Gold Anomaly has applied for a new exploration licence at a 501sqkm block adjoining its current three exploration licences from the south, in Papua New Guinea’s Crater Mountain area. Once the licence is granted, the company’s holdings will total 681sqkm.
The company says the licence is underlain by volcanic rocks that exhibit the same geological characteristics as the 790,000 ounce Nevera gold and copper deposit. Historic regional exploration has returned gold, silver and base metals anomalies over a wide area.
Gold Anomaly believes the licence area is an under-explored province with potential for a number of new gold and copper deposits. The company’s exploration director Peter McNab says, “I am very pleased to be able to say that in applying for this licence, Gold Anomaly is looking to extend its tenements to take in all of the historic anomalous areas in the Crater Mountain range.
“These anomalies are a product of magmatic and hydrothermal activity related to Crater Mountain’s volcanic activity. Airborne geophysical surveys coupled with detailed exploration on the ground can be expected to generate many new interesting targets.”
Gold Anomaly’s application for the southern licence is timely given the company is moving into the second phase of its exploration strategy at Crater Mountain, which will include a concerted regional program aimed at defining and locating new prospects. The company believes the flagship Nevera prospect is only one of a number of gold-copper deposits in a large system.

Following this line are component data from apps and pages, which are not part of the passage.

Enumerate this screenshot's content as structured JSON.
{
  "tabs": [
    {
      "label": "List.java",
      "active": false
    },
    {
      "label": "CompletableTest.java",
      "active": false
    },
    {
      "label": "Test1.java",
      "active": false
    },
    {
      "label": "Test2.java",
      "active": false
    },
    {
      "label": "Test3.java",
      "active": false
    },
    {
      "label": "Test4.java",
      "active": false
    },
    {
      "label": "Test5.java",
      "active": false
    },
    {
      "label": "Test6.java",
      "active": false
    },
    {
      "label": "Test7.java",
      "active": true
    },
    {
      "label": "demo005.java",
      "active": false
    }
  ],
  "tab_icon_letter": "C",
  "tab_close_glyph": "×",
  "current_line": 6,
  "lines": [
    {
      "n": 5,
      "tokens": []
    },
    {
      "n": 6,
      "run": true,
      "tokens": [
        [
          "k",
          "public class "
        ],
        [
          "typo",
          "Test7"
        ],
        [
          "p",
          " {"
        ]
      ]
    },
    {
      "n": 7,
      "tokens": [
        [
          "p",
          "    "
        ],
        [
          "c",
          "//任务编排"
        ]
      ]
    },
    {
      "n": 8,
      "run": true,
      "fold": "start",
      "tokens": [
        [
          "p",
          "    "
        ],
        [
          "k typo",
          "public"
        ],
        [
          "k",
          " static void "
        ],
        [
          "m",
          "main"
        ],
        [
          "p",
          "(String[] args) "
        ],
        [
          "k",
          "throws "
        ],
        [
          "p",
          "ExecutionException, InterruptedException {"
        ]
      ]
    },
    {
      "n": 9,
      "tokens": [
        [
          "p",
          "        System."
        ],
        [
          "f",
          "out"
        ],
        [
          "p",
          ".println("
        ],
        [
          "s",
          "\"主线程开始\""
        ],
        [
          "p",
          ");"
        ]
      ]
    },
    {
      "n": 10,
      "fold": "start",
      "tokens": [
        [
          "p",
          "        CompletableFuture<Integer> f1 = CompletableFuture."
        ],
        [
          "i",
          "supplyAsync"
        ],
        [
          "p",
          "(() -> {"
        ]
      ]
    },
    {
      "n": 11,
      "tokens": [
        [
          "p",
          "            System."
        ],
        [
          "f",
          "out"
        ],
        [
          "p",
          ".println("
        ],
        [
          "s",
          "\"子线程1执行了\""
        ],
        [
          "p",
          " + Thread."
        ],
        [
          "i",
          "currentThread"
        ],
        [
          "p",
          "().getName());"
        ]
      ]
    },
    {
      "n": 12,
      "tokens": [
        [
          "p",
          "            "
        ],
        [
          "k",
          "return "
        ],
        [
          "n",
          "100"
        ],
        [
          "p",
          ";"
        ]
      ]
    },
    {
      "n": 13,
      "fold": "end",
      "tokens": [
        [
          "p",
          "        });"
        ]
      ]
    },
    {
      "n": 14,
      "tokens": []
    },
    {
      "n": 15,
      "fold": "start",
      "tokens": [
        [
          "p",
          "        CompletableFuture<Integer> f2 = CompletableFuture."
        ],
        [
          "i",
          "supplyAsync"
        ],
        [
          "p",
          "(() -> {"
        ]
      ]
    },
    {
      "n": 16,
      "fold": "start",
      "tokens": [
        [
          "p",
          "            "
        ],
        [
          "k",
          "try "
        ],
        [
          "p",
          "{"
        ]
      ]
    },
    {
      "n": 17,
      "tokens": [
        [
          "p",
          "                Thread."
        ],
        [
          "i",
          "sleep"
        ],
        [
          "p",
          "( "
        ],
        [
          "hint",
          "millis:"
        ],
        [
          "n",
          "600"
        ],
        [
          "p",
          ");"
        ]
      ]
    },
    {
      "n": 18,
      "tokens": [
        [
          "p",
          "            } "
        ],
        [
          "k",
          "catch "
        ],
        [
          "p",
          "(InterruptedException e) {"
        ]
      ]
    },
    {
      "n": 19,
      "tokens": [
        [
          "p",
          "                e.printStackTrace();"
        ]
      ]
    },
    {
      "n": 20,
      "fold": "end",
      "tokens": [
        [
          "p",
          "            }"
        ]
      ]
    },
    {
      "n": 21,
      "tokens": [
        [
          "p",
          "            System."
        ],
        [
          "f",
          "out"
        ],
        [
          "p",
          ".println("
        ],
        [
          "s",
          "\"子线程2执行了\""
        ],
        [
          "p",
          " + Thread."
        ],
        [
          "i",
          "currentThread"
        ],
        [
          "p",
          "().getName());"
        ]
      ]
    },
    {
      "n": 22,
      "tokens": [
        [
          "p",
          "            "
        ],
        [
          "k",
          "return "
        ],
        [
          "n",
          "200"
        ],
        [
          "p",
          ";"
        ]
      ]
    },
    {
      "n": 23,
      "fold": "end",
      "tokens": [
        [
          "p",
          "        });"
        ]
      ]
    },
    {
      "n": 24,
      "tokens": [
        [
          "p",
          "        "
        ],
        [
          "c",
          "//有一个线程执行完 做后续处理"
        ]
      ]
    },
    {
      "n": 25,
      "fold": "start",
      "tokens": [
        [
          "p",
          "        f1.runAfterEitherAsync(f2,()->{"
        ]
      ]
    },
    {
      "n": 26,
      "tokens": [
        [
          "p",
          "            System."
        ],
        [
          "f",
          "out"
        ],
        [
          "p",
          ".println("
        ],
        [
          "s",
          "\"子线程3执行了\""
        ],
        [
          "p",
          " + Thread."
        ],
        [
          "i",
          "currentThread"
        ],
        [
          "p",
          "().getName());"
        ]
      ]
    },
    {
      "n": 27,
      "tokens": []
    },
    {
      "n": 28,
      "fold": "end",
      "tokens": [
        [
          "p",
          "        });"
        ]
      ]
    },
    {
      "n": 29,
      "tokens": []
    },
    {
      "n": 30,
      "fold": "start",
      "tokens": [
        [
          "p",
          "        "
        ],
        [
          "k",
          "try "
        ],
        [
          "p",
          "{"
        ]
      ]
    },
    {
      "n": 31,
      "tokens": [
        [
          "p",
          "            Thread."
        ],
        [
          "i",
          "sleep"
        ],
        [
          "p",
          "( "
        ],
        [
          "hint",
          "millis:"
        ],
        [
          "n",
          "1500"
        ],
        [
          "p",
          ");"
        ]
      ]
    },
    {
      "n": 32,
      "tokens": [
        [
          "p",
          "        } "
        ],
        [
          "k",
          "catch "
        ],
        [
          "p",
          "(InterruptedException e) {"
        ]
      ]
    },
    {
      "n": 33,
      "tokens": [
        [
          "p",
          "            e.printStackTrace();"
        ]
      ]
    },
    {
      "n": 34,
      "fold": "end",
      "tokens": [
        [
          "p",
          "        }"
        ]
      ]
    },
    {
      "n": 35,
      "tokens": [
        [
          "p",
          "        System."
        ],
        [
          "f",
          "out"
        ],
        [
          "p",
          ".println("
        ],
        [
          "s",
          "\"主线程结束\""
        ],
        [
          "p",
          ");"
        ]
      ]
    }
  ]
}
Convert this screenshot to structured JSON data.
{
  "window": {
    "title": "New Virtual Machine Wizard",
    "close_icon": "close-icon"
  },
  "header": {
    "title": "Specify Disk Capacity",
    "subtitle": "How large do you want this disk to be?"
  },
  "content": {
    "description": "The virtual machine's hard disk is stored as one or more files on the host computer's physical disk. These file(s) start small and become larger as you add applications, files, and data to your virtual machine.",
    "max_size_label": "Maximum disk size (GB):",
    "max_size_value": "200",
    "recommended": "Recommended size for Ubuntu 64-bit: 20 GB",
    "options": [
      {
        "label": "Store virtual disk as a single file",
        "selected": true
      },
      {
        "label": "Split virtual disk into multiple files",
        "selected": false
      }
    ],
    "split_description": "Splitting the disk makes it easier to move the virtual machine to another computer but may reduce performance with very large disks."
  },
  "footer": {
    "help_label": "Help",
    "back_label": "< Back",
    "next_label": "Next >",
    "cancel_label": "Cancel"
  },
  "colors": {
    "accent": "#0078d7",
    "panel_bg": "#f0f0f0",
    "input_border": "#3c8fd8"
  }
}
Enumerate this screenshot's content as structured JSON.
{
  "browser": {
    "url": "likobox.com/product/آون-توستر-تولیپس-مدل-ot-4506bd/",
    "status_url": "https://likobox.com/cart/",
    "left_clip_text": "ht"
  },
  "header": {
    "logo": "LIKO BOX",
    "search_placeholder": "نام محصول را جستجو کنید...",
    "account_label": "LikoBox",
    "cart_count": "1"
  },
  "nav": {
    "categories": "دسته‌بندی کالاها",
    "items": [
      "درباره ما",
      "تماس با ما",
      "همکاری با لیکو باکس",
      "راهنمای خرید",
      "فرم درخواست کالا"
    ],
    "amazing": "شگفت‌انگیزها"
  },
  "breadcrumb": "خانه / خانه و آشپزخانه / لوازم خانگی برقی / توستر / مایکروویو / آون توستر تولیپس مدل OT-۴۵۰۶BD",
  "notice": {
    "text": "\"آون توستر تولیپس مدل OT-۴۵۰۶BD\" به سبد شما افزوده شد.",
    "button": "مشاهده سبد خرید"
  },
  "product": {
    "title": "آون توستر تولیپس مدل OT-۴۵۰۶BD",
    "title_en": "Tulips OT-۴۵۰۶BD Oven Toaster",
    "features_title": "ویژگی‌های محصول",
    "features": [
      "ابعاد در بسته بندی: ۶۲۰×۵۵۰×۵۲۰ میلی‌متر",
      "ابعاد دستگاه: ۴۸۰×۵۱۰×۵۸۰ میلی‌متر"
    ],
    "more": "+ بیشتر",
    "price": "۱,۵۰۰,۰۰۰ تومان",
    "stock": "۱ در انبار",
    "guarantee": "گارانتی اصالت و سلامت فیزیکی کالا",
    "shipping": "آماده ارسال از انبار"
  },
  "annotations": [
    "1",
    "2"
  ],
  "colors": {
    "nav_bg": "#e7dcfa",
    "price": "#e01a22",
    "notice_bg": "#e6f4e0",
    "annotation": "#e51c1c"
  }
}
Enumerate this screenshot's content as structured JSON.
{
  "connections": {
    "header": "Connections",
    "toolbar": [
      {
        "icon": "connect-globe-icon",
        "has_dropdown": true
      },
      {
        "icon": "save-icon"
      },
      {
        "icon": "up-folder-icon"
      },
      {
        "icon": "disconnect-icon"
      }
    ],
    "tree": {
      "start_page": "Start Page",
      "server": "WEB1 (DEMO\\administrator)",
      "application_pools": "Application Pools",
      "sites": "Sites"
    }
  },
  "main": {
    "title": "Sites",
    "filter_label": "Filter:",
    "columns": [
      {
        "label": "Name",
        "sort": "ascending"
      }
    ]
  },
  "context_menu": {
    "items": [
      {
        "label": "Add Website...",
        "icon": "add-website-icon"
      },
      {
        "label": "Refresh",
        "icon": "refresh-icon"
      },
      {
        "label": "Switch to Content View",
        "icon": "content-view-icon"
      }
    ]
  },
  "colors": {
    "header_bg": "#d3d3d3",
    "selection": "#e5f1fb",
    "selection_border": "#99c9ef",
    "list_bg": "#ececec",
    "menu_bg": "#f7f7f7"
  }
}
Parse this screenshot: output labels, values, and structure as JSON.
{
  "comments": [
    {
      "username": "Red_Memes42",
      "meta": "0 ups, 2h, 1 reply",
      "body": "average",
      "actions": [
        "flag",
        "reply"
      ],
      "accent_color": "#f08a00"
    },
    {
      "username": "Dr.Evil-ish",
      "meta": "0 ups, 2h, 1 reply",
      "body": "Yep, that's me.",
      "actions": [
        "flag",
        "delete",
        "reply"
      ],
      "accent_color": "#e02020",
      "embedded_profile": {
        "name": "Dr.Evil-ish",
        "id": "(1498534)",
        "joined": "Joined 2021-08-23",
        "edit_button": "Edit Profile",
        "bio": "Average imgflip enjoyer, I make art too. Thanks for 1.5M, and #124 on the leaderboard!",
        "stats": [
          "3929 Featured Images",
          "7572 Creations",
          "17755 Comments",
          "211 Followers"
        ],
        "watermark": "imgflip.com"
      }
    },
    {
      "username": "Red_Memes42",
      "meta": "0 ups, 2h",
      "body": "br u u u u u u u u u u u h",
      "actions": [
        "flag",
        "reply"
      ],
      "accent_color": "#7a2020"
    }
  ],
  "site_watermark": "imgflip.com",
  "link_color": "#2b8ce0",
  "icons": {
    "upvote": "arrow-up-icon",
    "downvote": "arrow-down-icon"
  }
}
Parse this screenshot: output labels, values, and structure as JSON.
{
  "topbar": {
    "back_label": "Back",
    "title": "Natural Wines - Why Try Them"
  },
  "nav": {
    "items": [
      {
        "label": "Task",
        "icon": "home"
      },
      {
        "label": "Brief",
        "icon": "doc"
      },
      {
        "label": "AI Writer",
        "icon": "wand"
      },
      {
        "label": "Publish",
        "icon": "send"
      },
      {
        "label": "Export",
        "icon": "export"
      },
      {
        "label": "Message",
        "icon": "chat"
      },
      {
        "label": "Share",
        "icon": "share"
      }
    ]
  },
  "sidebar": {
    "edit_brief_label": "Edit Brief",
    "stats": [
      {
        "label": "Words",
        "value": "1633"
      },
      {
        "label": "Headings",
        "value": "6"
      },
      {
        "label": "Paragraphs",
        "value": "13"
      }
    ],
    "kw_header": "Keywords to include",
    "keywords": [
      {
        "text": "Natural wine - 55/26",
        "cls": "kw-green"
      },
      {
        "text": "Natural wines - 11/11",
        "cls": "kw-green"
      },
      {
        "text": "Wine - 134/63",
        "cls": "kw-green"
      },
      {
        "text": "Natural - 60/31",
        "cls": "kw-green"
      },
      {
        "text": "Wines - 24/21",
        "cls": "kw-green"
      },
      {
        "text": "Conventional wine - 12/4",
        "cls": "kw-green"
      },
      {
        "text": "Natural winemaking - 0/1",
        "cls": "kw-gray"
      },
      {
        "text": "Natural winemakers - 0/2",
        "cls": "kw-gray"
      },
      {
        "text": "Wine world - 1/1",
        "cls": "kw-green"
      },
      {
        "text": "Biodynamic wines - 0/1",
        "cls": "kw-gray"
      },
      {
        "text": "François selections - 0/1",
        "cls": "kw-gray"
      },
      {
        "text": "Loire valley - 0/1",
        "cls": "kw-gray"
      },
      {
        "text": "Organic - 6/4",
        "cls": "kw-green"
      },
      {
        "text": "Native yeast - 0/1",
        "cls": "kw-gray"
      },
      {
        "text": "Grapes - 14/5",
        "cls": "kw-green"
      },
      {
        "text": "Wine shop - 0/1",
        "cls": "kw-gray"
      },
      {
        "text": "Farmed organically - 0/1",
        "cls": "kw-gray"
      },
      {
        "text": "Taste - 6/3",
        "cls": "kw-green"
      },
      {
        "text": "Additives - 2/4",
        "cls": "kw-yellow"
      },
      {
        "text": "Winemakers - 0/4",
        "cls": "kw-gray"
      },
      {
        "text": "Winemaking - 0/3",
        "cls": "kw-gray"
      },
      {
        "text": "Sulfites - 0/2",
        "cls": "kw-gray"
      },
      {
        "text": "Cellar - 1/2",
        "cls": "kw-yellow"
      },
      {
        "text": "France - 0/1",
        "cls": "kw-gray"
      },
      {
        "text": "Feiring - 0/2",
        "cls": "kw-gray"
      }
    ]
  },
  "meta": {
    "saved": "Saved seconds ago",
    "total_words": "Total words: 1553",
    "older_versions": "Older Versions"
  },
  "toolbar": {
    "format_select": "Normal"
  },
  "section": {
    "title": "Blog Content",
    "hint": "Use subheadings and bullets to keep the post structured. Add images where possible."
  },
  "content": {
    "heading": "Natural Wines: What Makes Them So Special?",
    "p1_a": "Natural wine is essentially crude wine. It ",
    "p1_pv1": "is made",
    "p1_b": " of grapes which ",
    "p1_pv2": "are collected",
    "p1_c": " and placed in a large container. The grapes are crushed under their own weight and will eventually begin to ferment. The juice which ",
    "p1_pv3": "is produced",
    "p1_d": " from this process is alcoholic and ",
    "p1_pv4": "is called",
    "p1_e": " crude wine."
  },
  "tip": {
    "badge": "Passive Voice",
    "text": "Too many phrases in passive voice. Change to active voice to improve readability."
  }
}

Peter McNab says he is negotiating with several airborne geophysical companies operating in Papua New Guinea to commission a magnetics and radiometrics survey over its Crater Mountain licenses.
“Gold Anomaly has high hopes for discovering further major prospects in this highly underexplored ground,” he says.